Venice, 2nd January 2023 - Every shoe has a story to tell. A shoe it is not just an accessory to wear, it carries a wealth of curiosity and anecdotes that make it a real work of art. There are the colors of Pucci that were put for the first time in palette photographing the shades of the sea of Capri, its lemons and its bougainvillea, there are the wooden inlays of Christian Dior who had ambitions as an architect and was inspired by the world of furniture. There is the boule jewel heel with rhinestones made for the first time for the German actress and singer Marlene Dietrich. And yet, the shoe “pilgrim”, with oversize buckle inspired by the footwear of the pilgrim fathers and worn by Catherine Deneuve in the movie “Beautiful day” that became the most reproduced shoe in the world and absolute icon of the model maker Roger Viver. Or the anecdote of how it was born from a sketch of Karl Lagerfeld the logo of the fashion house Fendi, the famous FF inspired by the desire to revitalize fur: from here Fun Fur, with double F as the surname of the Fendi sisters. And then there is Yves Saint Laurent who made a social revolution by taking possession of the elements of the male wardrobe such as the Saharan, the trench coat, the tuxedo, the pantsuit and, above all, the boot, which was the prerogative of men and women of ill-repute, giving it to women in a time of struggles for women’s emancipation.

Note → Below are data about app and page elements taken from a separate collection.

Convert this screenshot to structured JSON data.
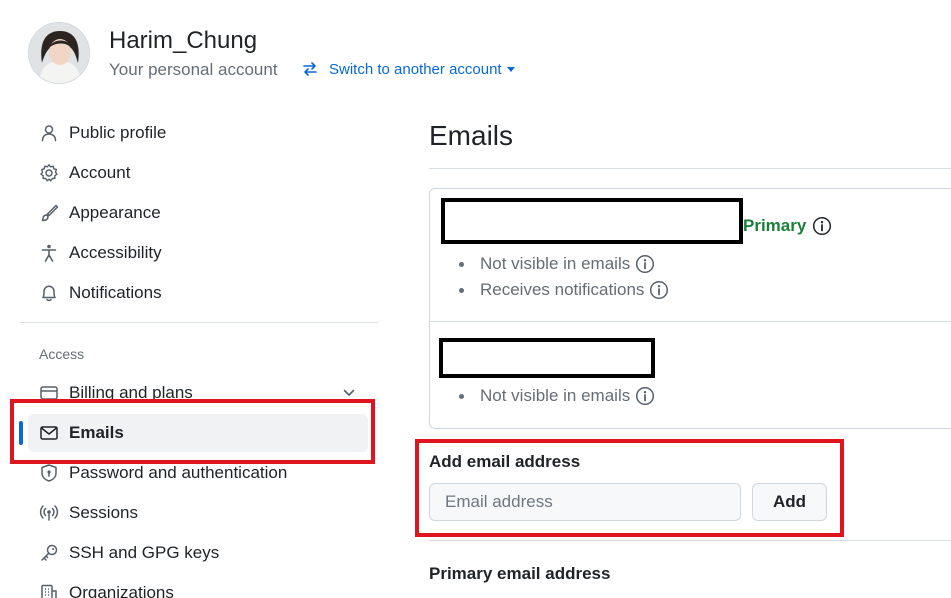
{
  "account": {
    "username": "Harim_Chung",
    "subtitle": "Your personal account",
    "switch_label": "Switch to another account"
  },
  "sidebar": {
    "items": [
      {
        "label": "Public profile",
        "icon": "person-icon"
      },
      {
        "label": "Account",
        "icon": "gear-icon"
      },
      {
        "label": "Appearance",
        "icon": "paintbrush-icon"
      },
      {
        "label": "Accessibility",
        "icon": "accessibility-icon"
      },
      {
        "label": "Notifications",
        "icon": "bell-icon"
      }
    ],
    "section_access": "Access",
    "access_items": [
      {
        "label": "Billing and plans",
        "icon": "credit-card-icon"
      },
      {
        "label": "Emails",
        "icon": "mail-icon",
        "active": true
      },
      {
        "label": "Password and authentication",
        "icon": "shield-lock-icon"
      },
      {
        "label": "Sessions",
        "icon": "broadcast-icon"
      },
      {
        "label": "SSH and GPG keys",
        "icon": "key-icon"
      },
      {
        "label": "Organizations",
        "icon": "organization-icon"
      }
    ]
  },
  "main": {
    "title": "Emails",
    "emails": [
      {
        "badge": "Primary",
        "notes": [
          "Not visible in emails",
          "Receives notifications"
        ]
      },
      {
        "notes": [
          "Not visible in emails"
        ]
      }
    ],
    "add_email": {
      "label": "Add email address",
      "placeholder": "Email address",
      "button": "Add"
    },
    "primary_heading": "Primary email address"
  },
  "colors": {
    "link": "#0969da",
    "primary_badge": "#1a7f37",
    "highlight": "#e0141e",
    "active_indicator": "#0969da"
  }
}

The 17th century Villa Foscarini Rossi, which next to Villa Pisani stands on the banks of the Brenta River, for almost thirty years has been housing the “Shoe Museum” built by Luigino Rossi, footwear entrepreneur. It was opened in 1993 to testify, through the designer footwear, the evolution of the history of costume from the second half of the 20th century. An architectural complex that leaves you breathless for its frescoes and its majesty and that the shoe entrepreneur, now 86, wanted to dedicate to the history of Rossimoda - its brand - and the entire shoe district of the Riviera.
Women’s Paradise, showcases 1350 iconic pieces, real pieces of wearable art made in over 60 years of collaboration with the largest fashion houses on the international scene.
“The museum opened in 1993 thanks to the intuition of Luigino Rossi, entrepreneur of the shoe factory founded by his father Narciso in 1947, who decided to create this good living room where to witness his successes – says Federica Rossi, museum curator – the museum tells the evolution of the costume through this accessory, collecting shoes divided by brands and showing the contribution of each designer to the evolution of fashion in a certain period of time that corresponds to the years of collaboration with the manufacture”.
The buildings, acquired in 2003 by the financial group of luxury LVMH, now welcome about 6,000 visitors every year. Locals but also shoe enthusiasts comes to discover the word of Rossimoda while in the adjacent Foresteria educational workshops, exhibitions, events and conferences are held.
Women’s shoes are displayed following a specific geographical criterion: on the ground floor the Anglo-Saxons with the American, English and German fashion houses while on the first floor, the Mediterranean with the French, Italians and Spaniards.
“This is because footwear is an accessory that must balance aesthetic needs with functional ones and we found out that the geographical origin of fashion houses, favors practical aspects rather than aesthetic. So, on the ground floor there is a more pragmatic atmosphere that fails on the first floor”, continues Federica Rossi.
On the ground floor there is also a selection of antique footwear from different continents, which Luigino purchased during his travels around the world, witnessing the evolution of an accessory that was designed for practical needs and now has become a way to communicate and a symbol of a social belonging. There are the shoes of the Indians decorated with beads that indicate the tribe of origin and the role within that tribe, the wooden clogs, the disturbing shoes of Chinese women with bandaged feet only 13 cm long, an old Central American sandal of straw woven with a protective function, a ”heel” used by a Venetian noblewoman, or birch shoes woven in use in the cold countries of Finland and Russia that allowed walking on ice.
And if everything starts from Venice with the school of calegheri - whose existence was first documented in 1268 - the Riviera has become one of the most famous footwear districts in the world for the quality of its products, the professionalism of workers and aesthetic taste.
“This territory is characterized by two fruits: the civilization of the Venetian villas and the footwear district – concludes the curator – these characteristics influenced the product that comes out of here. We are surrounded by a certain type of architecture that has certain proportions, a certain kind of taste and a certain sense of harmony that shape an archetype in the things we do. We believe that everything that surround us has influenced the refined production of this territory”.